At least a thousand people flocked to the Belgian town of Malmedy to eat the omelette, despite an egg contamination scare caused by the insecticide fipronil.
A Belgian town honoured its 22-year-old tradition of making a giant omelette on Tuesday amidst an egg contamination scare, cooking 6,500 eggs in a pan four metres wide.
Millions of chicken eggs have been pulled from European supermarket shelves as a result of the scare over the use of the insecticide fipronil, which is forbidden in the food chain and can cause organ damage in humans.
Hundreds of people gathered in the eastern Belgian city of Malmedy undeterred by the scare and the president of the local branch of the giant omelette fraternity, Benedicte Mathy, said she was confident Tuesday's dish was safe to eat.
Belgium became the first country last month to officially notify the EU's food safety alert system of the presence of eggs contaminated by the insecticide fipronil, followed by the Netherlands and Germany.
The insecticide, which can harm human health, has since been discovered in eggs in 14 other European countries since the scandal came to light on August 1 and has even been found as far afield as Hong Kong.

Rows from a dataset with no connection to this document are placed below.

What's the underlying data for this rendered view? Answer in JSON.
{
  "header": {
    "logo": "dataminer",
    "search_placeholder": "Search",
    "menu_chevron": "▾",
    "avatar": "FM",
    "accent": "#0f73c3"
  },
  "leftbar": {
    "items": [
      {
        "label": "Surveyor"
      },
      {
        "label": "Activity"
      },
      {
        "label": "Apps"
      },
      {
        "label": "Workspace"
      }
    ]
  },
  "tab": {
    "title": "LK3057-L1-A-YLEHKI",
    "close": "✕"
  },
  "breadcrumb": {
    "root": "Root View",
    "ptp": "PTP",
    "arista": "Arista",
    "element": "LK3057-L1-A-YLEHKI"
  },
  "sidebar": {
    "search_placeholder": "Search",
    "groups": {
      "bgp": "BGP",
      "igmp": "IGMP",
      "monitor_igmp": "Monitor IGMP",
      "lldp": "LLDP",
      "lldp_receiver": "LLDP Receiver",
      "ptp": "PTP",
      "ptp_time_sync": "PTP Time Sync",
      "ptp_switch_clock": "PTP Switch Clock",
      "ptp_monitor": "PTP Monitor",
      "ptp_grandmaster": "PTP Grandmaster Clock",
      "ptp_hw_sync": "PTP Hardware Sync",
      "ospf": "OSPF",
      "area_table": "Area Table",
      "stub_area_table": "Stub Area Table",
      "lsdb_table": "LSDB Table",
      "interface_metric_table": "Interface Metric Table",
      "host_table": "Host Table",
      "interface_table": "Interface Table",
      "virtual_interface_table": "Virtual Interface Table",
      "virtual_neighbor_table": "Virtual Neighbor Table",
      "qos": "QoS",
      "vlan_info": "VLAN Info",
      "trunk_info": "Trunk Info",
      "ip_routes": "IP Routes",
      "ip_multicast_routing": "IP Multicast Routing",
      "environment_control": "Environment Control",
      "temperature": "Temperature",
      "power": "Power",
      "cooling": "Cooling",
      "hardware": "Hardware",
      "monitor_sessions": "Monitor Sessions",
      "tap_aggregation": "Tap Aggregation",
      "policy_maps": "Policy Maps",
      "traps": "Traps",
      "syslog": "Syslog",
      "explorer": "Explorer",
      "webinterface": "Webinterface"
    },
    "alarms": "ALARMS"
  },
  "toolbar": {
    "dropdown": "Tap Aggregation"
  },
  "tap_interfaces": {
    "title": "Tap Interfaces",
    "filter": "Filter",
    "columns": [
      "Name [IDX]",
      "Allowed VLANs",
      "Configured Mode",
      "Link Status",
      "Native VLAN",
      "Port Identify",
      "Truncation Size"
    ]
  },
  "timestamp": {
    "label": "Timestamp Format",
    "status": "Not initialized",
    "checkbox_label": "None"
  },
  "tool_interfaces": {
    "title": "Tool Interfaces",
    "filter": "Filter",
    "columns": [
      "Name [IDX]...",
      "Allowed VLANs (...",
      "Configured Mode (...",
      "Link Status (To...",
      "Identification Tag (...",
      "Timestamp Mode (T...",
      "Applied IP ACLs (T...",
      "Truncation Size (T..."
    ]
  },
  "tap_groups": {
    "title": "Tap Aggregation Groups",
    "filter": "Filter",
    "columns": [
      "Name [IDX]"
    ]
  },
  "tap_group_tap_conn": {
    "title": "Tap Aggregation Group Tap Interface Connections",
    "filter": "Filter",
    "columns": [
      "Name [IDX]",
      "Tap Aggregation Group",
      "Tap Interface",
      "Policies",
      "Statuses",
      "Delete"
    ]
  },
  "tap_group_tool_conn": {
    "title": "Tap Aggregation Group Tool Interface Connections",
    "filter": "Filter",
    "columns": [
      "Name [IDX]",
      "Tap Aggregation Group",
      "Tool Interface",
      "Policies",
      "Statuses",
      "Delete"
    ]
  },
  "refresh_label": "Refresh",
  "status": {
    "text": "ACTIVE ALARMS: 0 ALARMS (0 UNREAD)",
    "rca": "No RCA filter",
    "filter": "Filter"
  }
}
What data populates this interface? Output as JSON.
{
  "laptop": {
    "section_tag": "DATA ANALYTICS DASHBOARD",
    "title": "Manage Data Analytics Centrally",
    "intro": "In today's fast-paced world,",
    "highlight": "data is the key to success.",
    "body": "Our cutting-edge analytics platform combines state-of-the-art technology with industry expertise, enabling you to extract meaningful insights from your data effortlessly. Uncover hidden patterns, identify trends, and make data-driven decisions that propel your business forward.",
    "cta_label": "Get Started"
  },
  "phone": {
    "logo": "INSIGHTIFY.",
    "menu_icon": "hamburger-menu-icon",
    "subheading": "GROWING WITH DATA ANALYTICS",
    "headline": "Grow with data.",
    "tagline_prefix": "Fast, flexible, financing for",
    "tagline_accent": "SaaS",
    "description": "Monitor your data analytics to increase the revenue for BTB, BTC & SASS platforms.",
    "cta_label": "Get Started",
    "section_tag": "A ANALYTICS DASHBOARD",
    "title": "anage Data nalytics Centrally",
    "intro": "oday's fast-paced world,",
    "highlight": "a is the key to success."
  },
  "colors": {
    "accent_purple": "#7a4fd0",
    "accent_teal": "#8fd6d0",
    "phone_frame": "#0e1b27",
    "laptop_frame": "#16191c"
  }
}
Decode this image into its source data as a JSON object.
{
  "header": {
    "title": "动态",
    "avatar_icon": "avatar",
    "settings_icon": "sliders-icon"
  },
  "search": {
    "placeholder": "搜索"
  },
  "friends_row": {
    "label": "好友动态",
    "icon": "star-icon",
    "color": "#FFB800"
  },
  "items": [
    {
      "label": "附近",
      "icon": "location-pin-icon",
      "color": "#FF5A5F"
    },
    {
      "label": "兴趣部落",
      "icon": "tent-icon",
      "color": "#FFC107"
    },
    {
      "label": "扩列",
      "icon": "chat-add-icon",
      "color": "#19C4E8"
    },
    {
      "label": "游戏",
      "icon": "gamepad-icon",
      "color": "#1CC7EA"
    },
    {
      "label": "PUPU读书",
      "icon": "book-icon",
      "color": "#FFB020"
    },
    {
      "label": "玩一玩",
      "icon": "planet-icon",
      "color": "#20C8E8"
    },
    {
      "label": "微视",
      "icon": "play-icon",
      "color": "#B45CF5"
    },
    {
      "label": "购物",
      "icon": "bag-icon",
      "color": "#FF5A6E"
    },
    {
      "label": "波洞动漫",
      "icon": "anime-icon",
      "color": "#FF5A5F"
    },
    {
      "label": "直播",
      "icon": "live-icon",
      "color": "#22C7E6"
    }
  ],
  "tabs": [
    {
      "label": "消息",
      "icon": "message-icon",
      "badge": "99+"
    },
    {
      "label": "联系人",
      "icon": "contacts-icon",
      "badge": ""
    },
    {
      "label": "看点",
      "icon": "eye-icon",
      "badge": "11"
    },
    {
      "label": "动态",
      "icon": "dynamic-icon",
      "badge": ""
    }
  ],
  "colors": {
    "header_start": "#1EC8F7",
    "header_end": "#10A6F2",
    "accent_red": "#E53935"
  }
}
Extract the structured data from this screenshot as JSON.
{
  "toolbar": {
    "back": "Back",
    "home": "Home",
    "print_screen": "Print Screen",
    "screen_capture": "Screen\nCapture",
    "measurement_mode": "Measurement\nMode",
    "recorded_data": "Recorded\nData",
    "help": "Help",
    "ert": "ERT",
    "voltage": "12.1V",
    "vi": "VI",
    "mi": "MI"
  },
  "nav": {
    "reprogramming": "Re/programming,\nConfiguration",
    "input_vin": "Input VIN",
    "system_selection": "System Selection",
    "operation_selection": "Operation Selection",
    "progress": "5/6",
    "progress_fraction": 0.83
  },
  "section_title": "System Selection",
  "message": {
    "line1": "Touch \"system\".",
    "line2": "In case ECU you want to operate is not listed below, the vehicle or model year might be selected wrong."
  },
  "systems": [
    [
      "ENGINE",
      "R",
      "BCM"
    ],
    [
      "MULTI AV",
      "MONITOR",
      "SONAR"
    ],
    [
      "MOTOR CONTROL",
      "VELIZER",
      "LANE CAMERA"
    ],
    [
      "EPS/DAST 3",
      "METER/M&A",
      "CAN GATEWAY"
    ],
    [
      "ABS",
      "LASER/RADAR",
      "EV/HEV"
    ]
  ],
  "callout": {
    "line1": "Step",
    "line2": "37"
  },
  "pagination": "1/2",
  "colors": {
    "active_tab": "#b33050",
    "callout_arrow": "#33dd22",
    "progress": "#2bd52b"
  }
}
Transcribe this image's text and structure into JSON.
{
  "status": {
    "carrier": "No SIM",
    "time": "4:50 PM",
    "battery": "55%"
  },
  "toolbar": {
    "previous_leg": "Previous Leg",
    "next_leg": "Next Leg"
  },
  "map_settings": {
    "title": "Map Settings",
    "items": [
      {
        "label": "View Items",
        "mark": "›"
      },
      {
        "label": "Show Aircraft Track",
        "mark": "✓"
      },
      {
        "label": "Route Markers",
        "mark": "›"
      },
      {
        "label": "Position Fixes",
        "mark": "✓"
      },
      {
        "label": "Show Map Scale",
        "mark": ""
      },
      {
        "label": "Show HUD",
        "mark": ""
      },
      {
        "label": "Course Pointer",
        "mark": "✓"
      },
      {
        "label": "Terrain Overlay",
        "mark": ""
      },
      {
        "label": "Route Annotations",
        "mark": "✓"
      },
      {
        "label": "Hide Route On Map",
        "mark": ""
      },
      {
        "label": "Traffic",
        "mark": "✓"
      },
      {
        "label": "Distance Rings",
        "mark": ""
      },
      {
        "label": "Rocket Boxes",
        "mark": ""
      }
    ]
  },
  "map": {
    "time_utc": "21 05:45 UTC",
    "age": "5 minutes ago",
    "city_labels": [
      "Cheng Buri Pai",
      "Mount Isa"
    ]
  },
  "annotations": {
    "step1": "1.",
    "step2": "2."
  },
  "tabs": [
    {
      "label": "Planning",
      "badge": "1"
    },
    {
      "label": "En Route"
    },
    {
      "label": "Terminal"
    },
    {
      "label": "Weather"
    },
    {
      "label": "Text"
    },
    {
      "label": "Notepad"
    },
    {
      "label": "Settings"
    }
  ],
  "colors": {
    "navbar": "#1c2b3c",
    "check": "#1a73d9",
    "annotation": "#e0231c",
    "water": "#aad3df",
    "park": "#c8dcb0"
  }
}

It has forced millions of eggs to be removed from supermarket shelves and the closure of more than 150 farms in the Netherlands.
"We were hit full-on by the tainted eggs scare," Rene Bourguignon said as he waited to prepare the omelette.
World Giant Omelette Brotherhood
While at least 1,000 people braved rainy skies to get a bite, the turnout was far below last year's record 7,000.
The local branch of the World Giant Omelette Brotherhood has been organising the festival in Malmedy for more than 20 years.
It spent a week preparing for this year's culinary opus, collecting 6,500 eggs from carefully selected places instead of the usual 10,000.
"We have total confidence in our local products, our suppliers are local and they fulfilled every health guarantee we asked of them since the beginning," Bourguignon said.
The number of attendees was a good sign, the Brotherhood's "grand master," Jean-Pierre Gilles said.
"Of course, the public may have had its doubts and we did fear that a little, but seeing the numbers of people we saw today, I think it all went very well," Gilles said.
"Any doubts were swept away by friendship and warmth."
Made simply with eggs, bacon, oil and chives, and cooked over a wood fire, the omelette has been a fixture of the annual festival since the 1990s when Belgium was hit with a similar scandal -- over chicken and eggs contaminated with dioxin, a known carcinogen.